That long digression is a background to this review of the latest Bradecote and Catchpoll novel by Sarah Hawkswood. I read – and loved – two of the series, River of Sins and Blood Runs Thicker, and you can read my reviews by clicking the links. Now, the ninth in the series, Wolf At The Door, is with us, and it is every bit as good as the other two have read..
For people who are even later arrivals to the party than I, we are in 12th century Worcestershire. Hugh Bradecote is the Under Sheriff of the county, and is of noble birth with a degree of hauteur, while Sergeant Catchpoll is Worcester through-and-through, rough and ready, but very street-wise. Walkelin – the apprentice – is something of a ‘gofer’, but is bright, perceptive, and not afraid to speak his mind. This story begins with the discovery of a man who has met a violent death. His face has been removed and his throat has been ripped out. Extensive damage to his limbs suggests an assault by a violent animal. A wolf, perhaps? But even in the Royal hunting Forest of Feckenham1, wolves have not been seen for many a year.
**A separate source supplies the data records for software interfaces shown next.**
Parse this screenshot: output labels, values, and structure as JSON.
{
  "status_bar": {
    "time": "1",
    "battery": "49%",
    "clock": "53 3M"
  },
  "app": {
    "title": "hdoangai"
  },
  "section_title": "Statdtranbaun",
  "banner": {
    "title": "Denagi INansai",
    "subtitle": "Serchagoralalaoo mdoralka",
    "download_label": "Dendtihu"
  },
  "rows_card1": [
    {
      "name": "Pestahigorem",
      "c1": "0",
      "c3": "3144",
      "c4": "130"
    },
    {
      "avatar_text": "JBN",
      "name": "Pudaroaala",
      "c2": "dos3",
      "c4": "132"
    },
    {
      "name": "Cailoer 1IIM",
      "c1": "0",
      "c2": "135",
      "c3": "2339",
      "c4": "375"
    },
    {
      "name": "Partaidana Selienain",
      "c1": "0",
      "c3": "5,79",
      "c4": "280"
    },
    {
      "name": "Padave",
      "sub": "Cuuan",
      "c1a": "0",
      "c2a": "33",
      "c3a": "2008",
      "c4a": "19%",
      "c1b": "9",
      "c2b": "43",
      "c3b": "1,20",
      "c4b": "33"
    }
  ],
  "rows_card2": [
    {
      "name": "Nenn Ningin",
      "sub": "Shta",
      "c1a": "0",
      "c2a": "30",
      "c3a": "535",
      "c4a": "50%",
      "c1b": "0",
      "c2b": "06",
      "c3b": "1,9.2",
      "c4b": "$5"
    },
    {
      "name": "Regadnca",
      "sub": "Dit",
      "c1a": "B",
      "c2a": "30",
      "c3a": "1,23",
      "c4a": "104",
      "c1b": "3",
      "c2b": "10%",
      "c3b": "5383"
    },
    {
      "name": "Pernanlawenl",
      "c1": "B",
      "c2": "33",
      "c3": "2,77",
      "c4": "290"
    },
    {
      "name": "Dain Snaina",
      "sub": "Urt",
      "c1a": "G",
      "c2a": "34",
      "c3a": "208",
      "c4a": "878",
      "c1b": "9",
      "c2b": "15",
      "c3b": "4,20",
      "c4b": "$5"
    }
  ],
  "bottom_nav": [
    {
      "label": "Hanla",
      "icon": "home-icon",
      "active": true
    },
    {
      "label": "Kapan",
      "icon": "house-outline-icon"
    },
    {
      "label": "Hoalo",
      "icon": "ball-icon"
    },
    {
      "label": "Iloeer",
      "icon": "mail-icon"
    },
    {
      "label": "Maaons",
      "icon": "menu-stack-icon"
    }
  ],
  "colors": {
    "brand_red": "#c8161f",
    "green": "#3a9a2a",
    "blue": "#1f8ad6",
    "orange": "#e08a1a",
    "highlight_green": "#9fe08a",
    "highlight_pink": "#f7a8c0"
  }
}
Hugh Bradecote is on what we could call paternity leave. He is particularly anxious about his heavily pregnant second wife, as his first wife died in childbirth. With some villagers of Feckenham convinced that Durand Wuduweard 2 was savaged by a wolf, and the more credulous of them even believing that the killing was the work of a werewolf, Bradecote has to return to duty.
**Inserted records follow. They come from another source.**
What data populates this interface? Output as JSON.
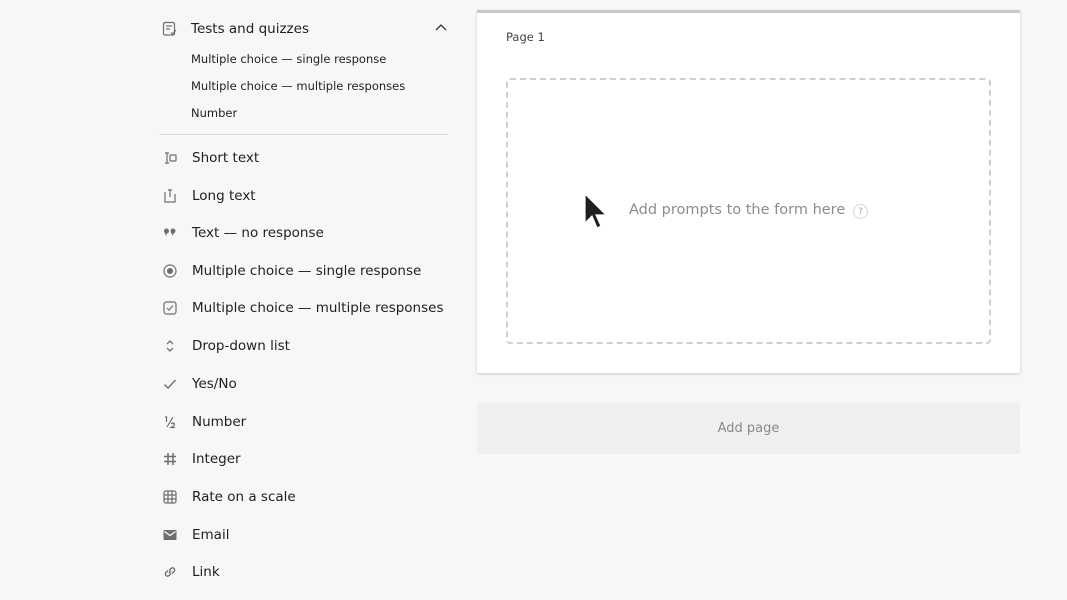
{
  "sidebar": {
    "section": {
      "label": "Tests and quizzes",
      "icon": "quiz-icon",
      "expanded": true,
      "items": [
        {
          "label": "Multiple choice — single response"
        },
        {
          "label": "Multiple choice — multiple responses"
        },
        {
          "label": "Number"
        }
      ]
    },
    "items": [
      {
        "label": "Short text",
        "icon": "short-text-icon"
      },
      {
        "label": "Long text",
        "icon": "long-text-icon"
      },
      {
        "label": "Text — no response",
        "icon": "quote-icon"
      },
      {
        "label": "Multiple choice — single response",
        "icon": "radio-icon"
      },
      {
        "label": "Multiple choice — multiple responses",
        "icon": "checkbox-icon"
      },
      {
        "label": "Drop-down list",
        "icon": "dropdown-icon"
      },
      {
        "label": "Yes/No",
        "icon": "check-icon"
      },
      {
        "label": "Number",
        "icon": "fraction-icon"
      },
      {
        "label": "Integer",
        "icon": "hash-icon"
      },
      {
        "label": "Rate on a scale",
        "icon": "grid-icon"
      },
      {
        "label": "Email",
        "icon": "email-icon"
      },
      {
        "label": "Link",
        "icon": "link-icon"
      }
    ]
  },
  "page": {
    "title": "Page 1",
    "prompt": "Add prompts to the form here",
    "help": "?"
  },
  "add_page": {
    "label": "Add page"
  },
  "colors": {
    "background": "#f7f7f7",
    "card": "#ffffff",
    "muted_text": "#8c8c8c"
  }
}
We are some half way into the book before the officers have any concept of who – and what – is responsible for the death of Durand. More corpses and a savage attack on a landowner prompt an even greater sense of urgency to the quest, but then Bradecote, Catchpoll, Walkelin and their boss De Beachamp finally realise that the motive for the crimes is one of the oldest and deadliest – revenge, bitterly fermented and long standing.
One of the qualities of a natural and gifted storyteller is the ability to provide atmosphere. Sarah Hawkswood recreates a cold and grey Worcestershire at the onset of November. Many of the poorer folk will struggle to survive the next four months and will succumb to cold, hunger, disease – or a mixture of all three. The wolves may have mostly disappeared, but the forest is a dark and unforgiving place for the people who have hacked out space within it for their precarious lives. The grimly authentic setting aside, this is a bloody good detective story from one of our finest writers. Wolf at the Door is published by Allison & Busby and is out on 19th August.
- Feckenham Forest was a royal forest, centred on the village of Feckenham, covering large parts of Worcestershire and west Warwickshire. It was not entirely wooded, nor entirely the property of the King. Rather, the King had legal rights over game, wood and grazing within the forest, and special courts imposed harsh penalties when these rights were violated.
- A Wuduweard (old English) was the warden of a forest. It is probably the origin of the surname Woodward.